To do: What is needed is the full listing written out exactly, minus the pictures.

Record extracts:
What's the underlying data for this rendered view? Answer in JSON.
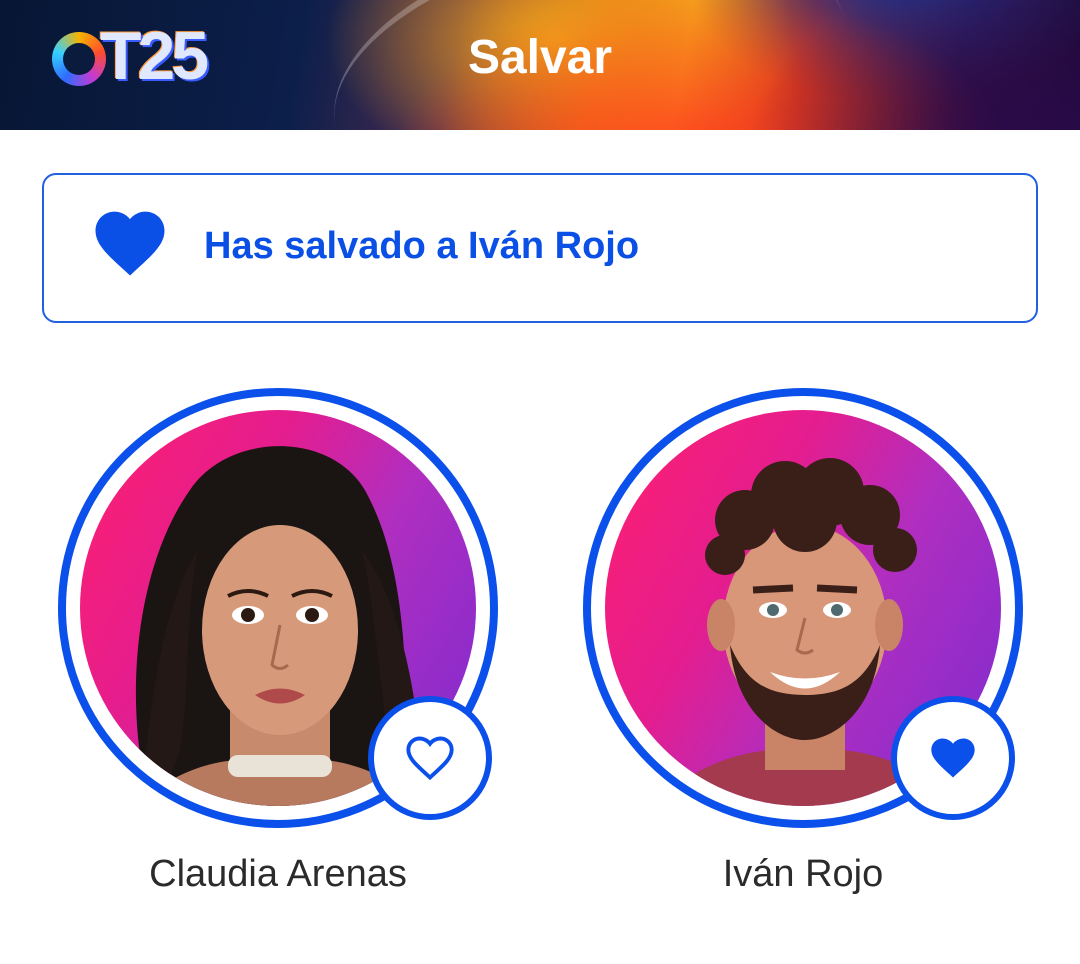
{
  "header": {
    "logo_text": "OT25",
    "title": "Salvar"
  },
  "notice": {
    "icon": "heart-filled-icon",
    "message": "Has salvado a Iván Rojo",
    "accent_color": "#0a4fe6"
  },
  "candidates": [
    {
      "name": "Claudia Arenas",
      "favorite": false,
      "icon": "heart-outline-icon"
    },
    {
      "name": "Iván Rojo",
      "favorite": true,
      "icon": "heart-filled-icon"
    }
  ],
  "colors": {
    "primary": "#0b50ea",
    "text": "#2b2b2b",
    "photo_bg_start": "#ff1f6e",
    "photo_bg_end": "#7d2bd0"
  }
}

Expected answer:
What's the underlying data for this rendered view? Answer in JSON.
{
  "header": {
    "logo_text": "OT25",
    "title": "Salvar"
  },
  "notice": {
    "icon": "heart-filled-icon",
    "message": "Has salvado a Iván Rojo",
    "accent_color": "#0a4fe6"
  },
  "candidates": [
    {
      "name": "Claudia Arenas",
      "favorite": false,
      "icon": "heart-outline-icon"
    },
    {
      "name": "Iván Rojo",
      "favorite": true,
      "icon": "heart-filled-icon"
    }
  ],
  "colors": {
    "primary": "#0b50ea",
    "text": "#2b2b2b",
    "photo_bg_start": "#ff1f6e",
    "photo_bg_end": "#7d2bd0"
  }
}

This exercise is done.